*Problem requirements*. Using the records that follow, tally the lines containing the word "PowerPoint" and state only the count.

------------------------------------------------------------------------

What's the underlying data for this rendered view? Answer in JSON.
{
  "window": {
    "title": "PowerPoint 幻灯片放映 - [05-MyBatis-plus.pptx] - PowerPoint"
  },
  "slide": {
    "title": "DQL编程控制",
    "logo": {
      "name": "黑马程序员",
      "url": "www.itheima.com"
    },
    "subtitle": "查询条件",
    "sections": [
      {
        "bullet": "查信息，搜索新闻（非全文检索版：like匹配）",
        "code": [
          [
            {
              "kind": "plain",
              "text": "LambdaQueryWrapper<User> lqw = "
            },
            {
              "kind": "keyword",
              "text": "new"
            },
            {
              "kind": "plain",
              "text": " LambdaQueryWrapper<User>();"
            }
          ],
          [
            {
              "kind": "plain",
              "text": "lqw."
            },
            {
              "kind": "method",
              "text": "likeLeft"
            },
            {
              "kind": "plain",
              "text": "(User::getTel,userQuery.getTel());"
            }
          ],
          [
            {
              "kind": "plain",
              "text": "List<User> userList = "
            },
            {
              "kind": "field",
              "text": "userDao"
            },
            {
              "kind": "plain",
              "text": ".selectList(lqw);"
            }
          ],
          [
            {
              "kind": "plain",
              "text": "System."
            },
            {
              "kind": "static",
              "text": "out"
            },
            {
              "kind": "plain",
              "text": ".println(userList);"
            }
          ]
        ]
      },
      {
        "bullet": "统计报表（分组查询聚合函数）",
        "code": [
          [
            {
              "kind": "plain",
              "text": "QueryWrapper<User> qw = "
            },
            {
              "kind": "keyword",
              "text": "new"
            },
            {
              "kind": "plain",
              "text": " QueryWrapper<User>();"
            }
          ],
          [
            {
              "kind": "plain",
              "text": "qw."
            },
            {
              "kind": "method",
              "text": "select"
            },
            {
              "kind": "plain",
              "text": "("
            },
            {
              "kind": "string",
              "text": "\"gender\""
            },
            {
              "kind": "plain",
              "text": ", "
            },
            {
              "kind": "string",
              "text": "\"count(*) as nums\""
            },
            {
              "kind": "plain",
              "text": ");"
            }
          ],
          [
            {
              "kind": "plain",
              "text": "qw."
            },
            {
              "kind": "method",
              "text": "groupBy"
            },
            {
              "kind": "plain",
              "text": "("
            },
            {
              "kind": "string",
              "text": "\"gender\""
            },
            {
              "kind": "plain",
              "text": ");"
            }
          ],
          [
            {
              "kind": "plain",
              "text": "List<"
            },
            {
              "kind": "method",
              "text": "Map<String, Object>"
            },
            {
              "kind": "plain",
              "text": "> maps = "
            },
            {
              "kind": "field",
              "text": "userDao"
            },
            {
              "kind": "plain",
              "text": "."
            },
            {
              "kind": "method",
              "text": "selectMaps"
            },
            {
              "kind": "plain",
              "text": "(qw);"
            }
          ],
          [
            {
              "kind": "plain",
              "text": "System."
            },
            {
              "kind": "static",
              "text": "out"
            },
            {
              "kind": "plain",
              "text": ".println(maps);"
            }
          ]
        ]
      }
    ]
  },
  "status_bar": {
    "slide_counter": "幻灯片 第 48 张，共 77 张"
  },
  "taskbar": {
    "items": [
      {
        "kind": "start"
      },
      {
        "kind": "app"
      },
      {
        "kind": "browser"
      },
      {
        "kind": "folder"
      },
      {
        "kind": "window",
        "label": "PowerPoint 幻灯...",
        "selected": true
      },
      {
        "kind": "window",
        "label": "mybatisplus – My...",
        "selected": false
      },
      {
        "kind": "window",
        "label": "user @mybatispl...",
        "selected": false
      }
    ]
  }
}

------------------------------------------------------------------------

*Worked solution*. 2